On one of his trips, he discovered a toy car that he found really interesting. It didn’t need batteries, gears or pedals: Just sit in the car, turn the steering wheel and watch it go forward. He really believed in this car, so he bought a whole container of product, imported it and started selling it in the store.

When I got in the car myself and started driving it, I couldn’t get off. I ended up driving it around the mall. There was something unique and magical about it.

At the time, I was running a full-time e-commerce business out of my home selling highend Swarovski crystal. I told Bin that I thought the car had a lot more potential, that he could do better if it wasn’t just in one store in the mall.

We talked over the next month and came up with an agreement for the distribution and marketing rights. Bin was calling it Fun Car, but I thought it needed a more unique name. I called it PlasmaCar, because, in 2002, everyone wanted a plasma TV. We showed it for the first time at the Canadian Toy & Hobby Fair in January 2003, and it was the hit of the show. We were able to sell it into quite a few specialty toy retailers in Ontario and, because of Bin’s initial investment, we were able to start delivering products right away.

One of the biggest problems with the PlasmaCar is that it’s so unique in the way it operates that people don’t understand it by looking at it. I would ride it around at trade shows looking like a clown.

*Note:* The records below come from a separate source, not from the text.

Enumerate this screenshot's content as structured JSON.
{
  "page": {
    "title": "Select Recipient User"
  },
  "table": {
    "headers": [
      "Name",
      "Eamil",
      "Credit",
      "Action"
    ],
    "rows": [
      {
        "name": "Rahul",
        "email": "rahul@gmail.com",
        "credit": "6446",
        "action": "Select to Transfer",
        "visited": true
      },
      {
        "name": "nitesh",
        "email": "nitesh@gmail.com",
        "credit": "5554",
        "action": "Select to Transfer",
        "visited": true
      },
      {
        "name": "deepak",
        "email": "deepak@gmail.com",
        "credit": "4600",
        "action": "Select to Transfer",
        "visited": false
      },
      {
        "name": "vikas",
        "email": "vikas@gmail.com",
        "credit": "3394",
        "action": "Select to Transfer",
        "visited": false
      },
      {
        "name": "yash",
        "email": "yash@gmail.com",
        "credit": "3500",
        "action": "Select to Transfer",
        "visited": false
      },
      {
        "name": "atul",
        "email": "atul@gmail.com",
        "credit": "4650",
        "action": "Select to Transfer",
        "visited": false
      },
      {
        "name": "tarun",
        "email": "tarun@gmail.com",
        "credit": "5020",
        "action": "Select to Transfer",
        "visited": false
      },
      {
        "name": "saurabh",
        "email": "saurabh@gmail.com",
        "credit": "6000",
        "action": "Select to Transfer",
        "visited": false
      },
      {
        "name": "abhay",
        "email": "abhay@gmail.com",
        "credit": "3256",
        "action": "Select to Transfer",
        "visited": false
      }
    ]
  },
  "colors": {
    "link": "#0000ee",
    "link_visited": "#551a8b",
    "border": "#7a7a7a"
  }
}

Even today, stores like Indigo always have a demo in their children’s section. Kids come in and ride them and they don’t want to get off. That may not be a good thing for parents, but it’s a good thing for me.

When we started, we had the cars stacked in garages and basements and all sorts of different places. Now, we outsource our warehousing, logistics and back office to a company in Pennsylvania. We have a staff of 10 lin a downtown Ottawa office that does sales, marketing and administration. We outsource everything else, including our design, social media, marketing and public relations. We also have more than 120 independent sales reps across North America. We like to hire outside people to manage our costs.

I still work with Bin today. This has been a long-term partnership. He understands China more than I could ever understand it, so he handles the Chinese side of the business and I handle the North American side. Everything is different in China and it’s very difficult for North Americans to understand the culture, but you do need to find trading partners who are honourable and trustworthy.

We also have other products – games, colouring books and more – that I’ve found by travelling to every toy show you could think of and walking aisle after aisle. It’s just me pounding the pavement, looking for innovation in the toy business.

There’s some great product in the marketplace, and going forward I’d like to acquire some of the single-product companies that are selling them so we’re not always relying on outside inventions.

I just turned 50, I’m single and I don’t have any kids. If I had children I would have to grow up.

- Claire Gagné / Photograph by John Kealy